The party is over. We are now in the most boring month of the year with faint memories of what a payday felt like and the sense of foreboding because you know that looming credit card bill might not be a nice one. All we have left are the pictures you see in the news of the New Year celebrations.
When I heard that Prince Harry’s wedding didn’t earn us a bank holiday I was upset. When they told us it was going to be on a Saturday and the FA Cup final day I was shocked. Now I have to wait for Prince George to tie the knot before I get to finish the spare room. Now there are plans to extend pub opening hours on the day of the wedding. Why are they doing this? Not, as I first thought, so they could simply hold the reception in a pub and save us taxpayers some money.

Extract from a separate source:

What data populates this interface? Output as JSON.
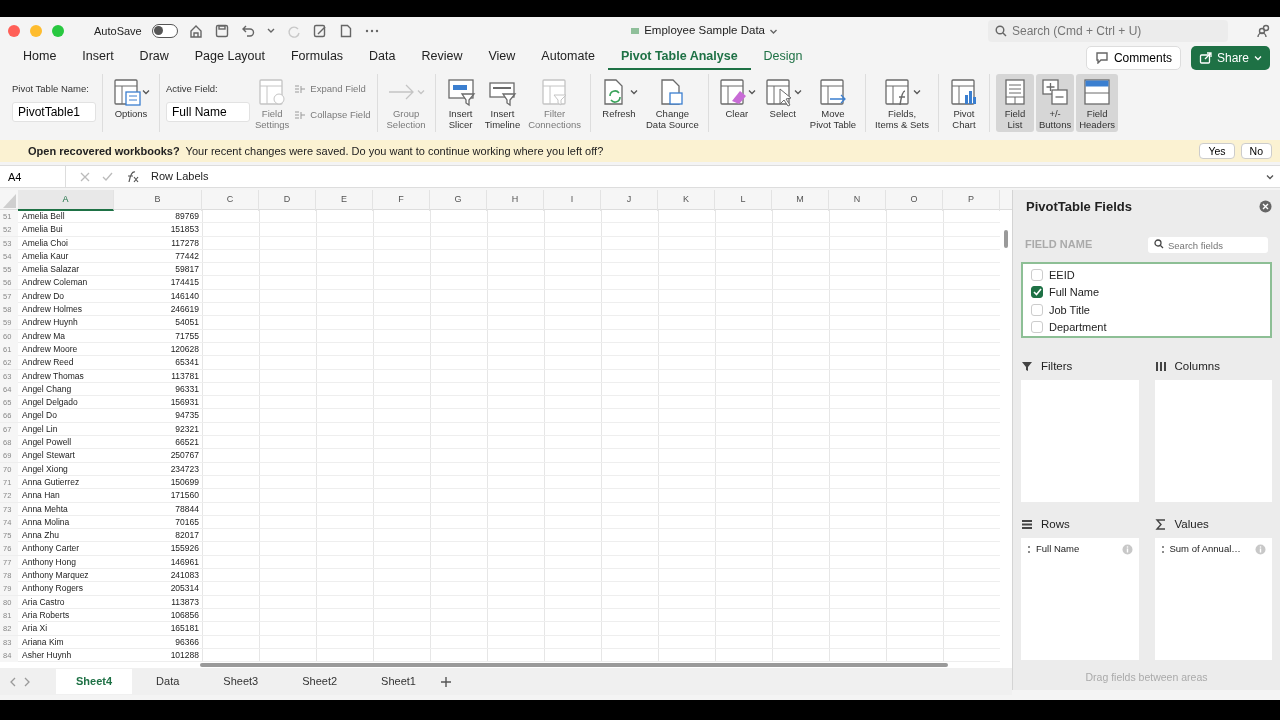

New year, new me. This year I am going to be less of the grumpy man I had become. I plan to find the positive in things, see the glass as half full. It can be hard to find the positive spin on things but I think it is worth the effort. The new year also means new prices for train tickets, with an average increase of 3.4per cent. It isn’t easy to feel positive about paying more for something that is exactly the same as last year.
Muck Rack makes it simple to find people, tweets, or articles that mention any name, keyword, company, hashtag etc. We've compiled this guide to help you make the most of your search.
Selecting a term
Start searching tweets, articles from media outlets, articles mentioned in tweets, journalists'
names, titles and bios with some suggested searches:
Companies or Topics (e.g. iPhone, Microsoft)
Phrases (e.g. "cloud computing") — use quotes to keep the terms together
Twitter handles (e.g. @username) — returns those who have mentioned or replied to
Names (e.g. "David Pogue")
Hashtags (e.g. #sxsw, #london2012)
Bio details (e.g. vegan, Olympics, father)
Muck Rack's Advanced Search allows for many boolean operators.
Find results that mention multiple specified terms, use AND or
+. For example, ensure each result contains both Elon Musk and Mark Zuckerberg by
searching Musk AND Zuckerberg or Musk + Zuckerberg.
Use the operators OR or , to broaden your search when you'd like either of
multiple terms to appear in results. (This is the default behavior of our search when no operators
are used). For example, results will contain either cake or cookie by searching cake OR cookie or cake,cookie
Use NOT or - to subtract results from your search. For
example, searching Disney will yield results about the Walt Disney Company as well as Walt Disney
World Resort. To exclude mentions of Disney World, search for Disney -World or Disney
When using one of these operators with a phrase, enclose it in quotation marks. For example, you can
find results about smartphones excluding Apple's iPhone 4S by searching smartphone -"iPhone
Exact case matching or punctuation
If you're searching for a brand name or keyword that relies on specific punctuation marks or capitalization, you can
find results that match your exact query by adding matchcase: before the keyword you're searching for, like matchcase:E*TRADE .
Use parentheses to separate multiple
boolean phrases. For example, to find journalists talking about having fun in Disney World or
Disneyland, search for ("disney world" OR disneyland) AND fun.
An asterisk can be used to search for any variation of a root word truncated by the asterisk. For example, searching for admin* will return results for administrator, administration, administer, administered, etc.
A near operator is an AND operator where you can control the distance between the words. You can vary the distance the near operation uses by adding a forward slash and number (between 0-99) such as strawberries NEAR/10 "whipped cream", which means the strawberries must exist within 10 words of "whipped cream".